We can give our health-care workers the bonuses they so richly deserve, especially after more than a year of risking their own lives.
We can invest in job-creating economic development programs – including job training and skill development – so that workers are workforce ready for good-paying, 21st-century jobs.
And importantly, we will address the crisis in child care that has been exacerbated due to the pandemic.
We can invest in hope and opportunity, by helping our youth find new ways to develop their skills and talent. We can nurture bright young people by investing in their promise and skills and, in turn, foster safer communities as we offer another option to feelings of despair and the resulting violence.
And – most importantly – we must drive these recovery investments through the lens of equity. Women and black and brown communities were particularly hit hard by the COVID-19 pandemic. Any recovery and revitalization plan must recognize the reality of their depth and pain and be aimed accordingly.
To fully realize the opportunity in front of us, we must have the vision and will to move past the political infighting, be bipartisan, and fight for bold ideas that put the people first.
The time for recovery from the pandemic – physical, psychological and economic – is now. Not a year from now. Not some other budget cycle down the road.
The intent of the Biden Administration and Congress was to provide an immediate infusion of aid to restore and improve our communities as quickly as possible.
This is the greatest opportunity to invest in Pennsylvanians and this nation since Franklin Roosevelt’s New Deal. Let’s not shy from this moment, nor shirk our responsibilities to respond. Let’s rise to the occasion and get them the help they need – the help they deserve now.
Senator Hughes, in his seventh term representing Philadelphia and Montgomery counties, serves as Pennsylvania Senate Democratic Appropriations Chair.

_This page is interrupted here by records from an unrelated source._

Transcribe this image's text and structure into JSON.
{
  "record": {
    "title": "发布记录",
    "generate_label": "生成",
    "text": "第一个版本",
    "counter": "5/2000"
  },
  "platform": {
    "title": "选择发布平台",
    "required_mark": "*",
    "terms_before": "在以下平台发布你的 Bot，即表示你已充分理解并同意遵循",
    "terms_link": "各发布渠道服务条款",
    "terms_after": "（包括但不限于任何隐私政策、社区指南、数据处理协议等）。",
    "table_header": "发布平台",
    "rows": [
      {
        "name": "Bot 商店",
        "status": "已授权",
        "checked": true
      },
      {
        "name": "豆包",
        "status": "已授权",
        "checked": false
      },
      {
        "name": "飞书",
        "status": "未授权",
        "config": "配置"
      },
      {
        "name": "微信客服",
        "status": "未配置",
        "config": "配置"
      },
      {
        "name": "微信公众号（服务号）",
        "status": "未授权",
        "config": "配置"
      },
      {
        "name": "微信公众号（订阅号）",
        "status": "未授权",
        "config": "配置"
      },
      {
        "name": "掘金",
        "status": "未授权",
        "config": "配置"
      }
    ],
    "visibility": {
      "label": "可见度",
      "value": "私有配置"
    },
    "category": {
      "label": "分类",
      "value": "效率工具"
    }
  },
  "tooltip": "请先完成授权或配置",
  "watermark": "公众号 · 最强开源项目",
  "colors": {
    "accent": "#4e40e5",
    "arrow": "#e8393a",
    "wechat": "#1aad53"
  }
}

Rep. Madeleine Dean is a mother, grandmother, attorney, professor, former four-term member of the Pennsylvania House of Representatives, and U.S. Representative for the Fourth District of Pennsylvania.